[Items listed in a dataset]
**********
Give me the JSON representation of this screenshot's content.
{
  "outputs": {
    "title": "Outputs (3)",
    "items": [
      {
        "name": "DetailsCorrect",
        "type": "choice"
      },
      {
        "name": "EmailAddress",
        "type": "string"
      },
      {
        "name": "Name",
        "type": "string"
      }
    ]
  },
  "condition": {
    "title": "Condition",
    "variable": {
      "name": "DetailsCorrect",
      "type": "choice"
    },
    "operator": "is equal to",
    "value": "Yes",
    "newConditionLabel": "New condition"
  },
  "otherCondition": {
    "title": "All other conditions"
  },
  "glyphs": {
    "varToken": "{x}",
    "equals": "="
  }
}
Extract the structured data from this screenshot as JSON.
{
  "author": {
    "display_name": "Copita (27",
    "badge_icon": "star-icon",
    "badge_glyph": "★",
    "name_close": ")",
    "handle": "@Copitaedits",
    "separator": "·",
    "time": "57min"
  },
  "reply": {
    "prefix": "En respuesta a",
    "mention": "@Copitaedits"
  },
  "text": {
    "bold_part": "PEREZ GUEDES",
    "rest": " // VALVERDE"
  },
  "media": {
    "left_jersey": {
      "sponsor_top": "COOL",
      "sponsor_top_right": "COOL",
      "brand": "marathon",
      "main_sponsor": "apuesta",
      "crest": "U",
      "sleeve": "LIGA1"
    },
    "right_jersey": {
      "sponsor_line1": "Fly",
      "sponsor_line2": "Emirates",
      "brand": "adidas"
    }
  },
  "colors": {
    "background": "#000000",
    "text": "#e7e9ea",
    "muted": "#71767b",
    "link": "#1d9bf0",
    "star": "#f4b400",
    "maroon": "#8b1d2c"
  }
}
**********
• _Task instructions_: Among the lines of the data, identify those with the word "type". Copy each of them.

• _Response_:
        "type": "choice"
        "type": "string"
        "type": "string"
      "type": "choice"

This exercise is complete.